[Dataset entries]
"""

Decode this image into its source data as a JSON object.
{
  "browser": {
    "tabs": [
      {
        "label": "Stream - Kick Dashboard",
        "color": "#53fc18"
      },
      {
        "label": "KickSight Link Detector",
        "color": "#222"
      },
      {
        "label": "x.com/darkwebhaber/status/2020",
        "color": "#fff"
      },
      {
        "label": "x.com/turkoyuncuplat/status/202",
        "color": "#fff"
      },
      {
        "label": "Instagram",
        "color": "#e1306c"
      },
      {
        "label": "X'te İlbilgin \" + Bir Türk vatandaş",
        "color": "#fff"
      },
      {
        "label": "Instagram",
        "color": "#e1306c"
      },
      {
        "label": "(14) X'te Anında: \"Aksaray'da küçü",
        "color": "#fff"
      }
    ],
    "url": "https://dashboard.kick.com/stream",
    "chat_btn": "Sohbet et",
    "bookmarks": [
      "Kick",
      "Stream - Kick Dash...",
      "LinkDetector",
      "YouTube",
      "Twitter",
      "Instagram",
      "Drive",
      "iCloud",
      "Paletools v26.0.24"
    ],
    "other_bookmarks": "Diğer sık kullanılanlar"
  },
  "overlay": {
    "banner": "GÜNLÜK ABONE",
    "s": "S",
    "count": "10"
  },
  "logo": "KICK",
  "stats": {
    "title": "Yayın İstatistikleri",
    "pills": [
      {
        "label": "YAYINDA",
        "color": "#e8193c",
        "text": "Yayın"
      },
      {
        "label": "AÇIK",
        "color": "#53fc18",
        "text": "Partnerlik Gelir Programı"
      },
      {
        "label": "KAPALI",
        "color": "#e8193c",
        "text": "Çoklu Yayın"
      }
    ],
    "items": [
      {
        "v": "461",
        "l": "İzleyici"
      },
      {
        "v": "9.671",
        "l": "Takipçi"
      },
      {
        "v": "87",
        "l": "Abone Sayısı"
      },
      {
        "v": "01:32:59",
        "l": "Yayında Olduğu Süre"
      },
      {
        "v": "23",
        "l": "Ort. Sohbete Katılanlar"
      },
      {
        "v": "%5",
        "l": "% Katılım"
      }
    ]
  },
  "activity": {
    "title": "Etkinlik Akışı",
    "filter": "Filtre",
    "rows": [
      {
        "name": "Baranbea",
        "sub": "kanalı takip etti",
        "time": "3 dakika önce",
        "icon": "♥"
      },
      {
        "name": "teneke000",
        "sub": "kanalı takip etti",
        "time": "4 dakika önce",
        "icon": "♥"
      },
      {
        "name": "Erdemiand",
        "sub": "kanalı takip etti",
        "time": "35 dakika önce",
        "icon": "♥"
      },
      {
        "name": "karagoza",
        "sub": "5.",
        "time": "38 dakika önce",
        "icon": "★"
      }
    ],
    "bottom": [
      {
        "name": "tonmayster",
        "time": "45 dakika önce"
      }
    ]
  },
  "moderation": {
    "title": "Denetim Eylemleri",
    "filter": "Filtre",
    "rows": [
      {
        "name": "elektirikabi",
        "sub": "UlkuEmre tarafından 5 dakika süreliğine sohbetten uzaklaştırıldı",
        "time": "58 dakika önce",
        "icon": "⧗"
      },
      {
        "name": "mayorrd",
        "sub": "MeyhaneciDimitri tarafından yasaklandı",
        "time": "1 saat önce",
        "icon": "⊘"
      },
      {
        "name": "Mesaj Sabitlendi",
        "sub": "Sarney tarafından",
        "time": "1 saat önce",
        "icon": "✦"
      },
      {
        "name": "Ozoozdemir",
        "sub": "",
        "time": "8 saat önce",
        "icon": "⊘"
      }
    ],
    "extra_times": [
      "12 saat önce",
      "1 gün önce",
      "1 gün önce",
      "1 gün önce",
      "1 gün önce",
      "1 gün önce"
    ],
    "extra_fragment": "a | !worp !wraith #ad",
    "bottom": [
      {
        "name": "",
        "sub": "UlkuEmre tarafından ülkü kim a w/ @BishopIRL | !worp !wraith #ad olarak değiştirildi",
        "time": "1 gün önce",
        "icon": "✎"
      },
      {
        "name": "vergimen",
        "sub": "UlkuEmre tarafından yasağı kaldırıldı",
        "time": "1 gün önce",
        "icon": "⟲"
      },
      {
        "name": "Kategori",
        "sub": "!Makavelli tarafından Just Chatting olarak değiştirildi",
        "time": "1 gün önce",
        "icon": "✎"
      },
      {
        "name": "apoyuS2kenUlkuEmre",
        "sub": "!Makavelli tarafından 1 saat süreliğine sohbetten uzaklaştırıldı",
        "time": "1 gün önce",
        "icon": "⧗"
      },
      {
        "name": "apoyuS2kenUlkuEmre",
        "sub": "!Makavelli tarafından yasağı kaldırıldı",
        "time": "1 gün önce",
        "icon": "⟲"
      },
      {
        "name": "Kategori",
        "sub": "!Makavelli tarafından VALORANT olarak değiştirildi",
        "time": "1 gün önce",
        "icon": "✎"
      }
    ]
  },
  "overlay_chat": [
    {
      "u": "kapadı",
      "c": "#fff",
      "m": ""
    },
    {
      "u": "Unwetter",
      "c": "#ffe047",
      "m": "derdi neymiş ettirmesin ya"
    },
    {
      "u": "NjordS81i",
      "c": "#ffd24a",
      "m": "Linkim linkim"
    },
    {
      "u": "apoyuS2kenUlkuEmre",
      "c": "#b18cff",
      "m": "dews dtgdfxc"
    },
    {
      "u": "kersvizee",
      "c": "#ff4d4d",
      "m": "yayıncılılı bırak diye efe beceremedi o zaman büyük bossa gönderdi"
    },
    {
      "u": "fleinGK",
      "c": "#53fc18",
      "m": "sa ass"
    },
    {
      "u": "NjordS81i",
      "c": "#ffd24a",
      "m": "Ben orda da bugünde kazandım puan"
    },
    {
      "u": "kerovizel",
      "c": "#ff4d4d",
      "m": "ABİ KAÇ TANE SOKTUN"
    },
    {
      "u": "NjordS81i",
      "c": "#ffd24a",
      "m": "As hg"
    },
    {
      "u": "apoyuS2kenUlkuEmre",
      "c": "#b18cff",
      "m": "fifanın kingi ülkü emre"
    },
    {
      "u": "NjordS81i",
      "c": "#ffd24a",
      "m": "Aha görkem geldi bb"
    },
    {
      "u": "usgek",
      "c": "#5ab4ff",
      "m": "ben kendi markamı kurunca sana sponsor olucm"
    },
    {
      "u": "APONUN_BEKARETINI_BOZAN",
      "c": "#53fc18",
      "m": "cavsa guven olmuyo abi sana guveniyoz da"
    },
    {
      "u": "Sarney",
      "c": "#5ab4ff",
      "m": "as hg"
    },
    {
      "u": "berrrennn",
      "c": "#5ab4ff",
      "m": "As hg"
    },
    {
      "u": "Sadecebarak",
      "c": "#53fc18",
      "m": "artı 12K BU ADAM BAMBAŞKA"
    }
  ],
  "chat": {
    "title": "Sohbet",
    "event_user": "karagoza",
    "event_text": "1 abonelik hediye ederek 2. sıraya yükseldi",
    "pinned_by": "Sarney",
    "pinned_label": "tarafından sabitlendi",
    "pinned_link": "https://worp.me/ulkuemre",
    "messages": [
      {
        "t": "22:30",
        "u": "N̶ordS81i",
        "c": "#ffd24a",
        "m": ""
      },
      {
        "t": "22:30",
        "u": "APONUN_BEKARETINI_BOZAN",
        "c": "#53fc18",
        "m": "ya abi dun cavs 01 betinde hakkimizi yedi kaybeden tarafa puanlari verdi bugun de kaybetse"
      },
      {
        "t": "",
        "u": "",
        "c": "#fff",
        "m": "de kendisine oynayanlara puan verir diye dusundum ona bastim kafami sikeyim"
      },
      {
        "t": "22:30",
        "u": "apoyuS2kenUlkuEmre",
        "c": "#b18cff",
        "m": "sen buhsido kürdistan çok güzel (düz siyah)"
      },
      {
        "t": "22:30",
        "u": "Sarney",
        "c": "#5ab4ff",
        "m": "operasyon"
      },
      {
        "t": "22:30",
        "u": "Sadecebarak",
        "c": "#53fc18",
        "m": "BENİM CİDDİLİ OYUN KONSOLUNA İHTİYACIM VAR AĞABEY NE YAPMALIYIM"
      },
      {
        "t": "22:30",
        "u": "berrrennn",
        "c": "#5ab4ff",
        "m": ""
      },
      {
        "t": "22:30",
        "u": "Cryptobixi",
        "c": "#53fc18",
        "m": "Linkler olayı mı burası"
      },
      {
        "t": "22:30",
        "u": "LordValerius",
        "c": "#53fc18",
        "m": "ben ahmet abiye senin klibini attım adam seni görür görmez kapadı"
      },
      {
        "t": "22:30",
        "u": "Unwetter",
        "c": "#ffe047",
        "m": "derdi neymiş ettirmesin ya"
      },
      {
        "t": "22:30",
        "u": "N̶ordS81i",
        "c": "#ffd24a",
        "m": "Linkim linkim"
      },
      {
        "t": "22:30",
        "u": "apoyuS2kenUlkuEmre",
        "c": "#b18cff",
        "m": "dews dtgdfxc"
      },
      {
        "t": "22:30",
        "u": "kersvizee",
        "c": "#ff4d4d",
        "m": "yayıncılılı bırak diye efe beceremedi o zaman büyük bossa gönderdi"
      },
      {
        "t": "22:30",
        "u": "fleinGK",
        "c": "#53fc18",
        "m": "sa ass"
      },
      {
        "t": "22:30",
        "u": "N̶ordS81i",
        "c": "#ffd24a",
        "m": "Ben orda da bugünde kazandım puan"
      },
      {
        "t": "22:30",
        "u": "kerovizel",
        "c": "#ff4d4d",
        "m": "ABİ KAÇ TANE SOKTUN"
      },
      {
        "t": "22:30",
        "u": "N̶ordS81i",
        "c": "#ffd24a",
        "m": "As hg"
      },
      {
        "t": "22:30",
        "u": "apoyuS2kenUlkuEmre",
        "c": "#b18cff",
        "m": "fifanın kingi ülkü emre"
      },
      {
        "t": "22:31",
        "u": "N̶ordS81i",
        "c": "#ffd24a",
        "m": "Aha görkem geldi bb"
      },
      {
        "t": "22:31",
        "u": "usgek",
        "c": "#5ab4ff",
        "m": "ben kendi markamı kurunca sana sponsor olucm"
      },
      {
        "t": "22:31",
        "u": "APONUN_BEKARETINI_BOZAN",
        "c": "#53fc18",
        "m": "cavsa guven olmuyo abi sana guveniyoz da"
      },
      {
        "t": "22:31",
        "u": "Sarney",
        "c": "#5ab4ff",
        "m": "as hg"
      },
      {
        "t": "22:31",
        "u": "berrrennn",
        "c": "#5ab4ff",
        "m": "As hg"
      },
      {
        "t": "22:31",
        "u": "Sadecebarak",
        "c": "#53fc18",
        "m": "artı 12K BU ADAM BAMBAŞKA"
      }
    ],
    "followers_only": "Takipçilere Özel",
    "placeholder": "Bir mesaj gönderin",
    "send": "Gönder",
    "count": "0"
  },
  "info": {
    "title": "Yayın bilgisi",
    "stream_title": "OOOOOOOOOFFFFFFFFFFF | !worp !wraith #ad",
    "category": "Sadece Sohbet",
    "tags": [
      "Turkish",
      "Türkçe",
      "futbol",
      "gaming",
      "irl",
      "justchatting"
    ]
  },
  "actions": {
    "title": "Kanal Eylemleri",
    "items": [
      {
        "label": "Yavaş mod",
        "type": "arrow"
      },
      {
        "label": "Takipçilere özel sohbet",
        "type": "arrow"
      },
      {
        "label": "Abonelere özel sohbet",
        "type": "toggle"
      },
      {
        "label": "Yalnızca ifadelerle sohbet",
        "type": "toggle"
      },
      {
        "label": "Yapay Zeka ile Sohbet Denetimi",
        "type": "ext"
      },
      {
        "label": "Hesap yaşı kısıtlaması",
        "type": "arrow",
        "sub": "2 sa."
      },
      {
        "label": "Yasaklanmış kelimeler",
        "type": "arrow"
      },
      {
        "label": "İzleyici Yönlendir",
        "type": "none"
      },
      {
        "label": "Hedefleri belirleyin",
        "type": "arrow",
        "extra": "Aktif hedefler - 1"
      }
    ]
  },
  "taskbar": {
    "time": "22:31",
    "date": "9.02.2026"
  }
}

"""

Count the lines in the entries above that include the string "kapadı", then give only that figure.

2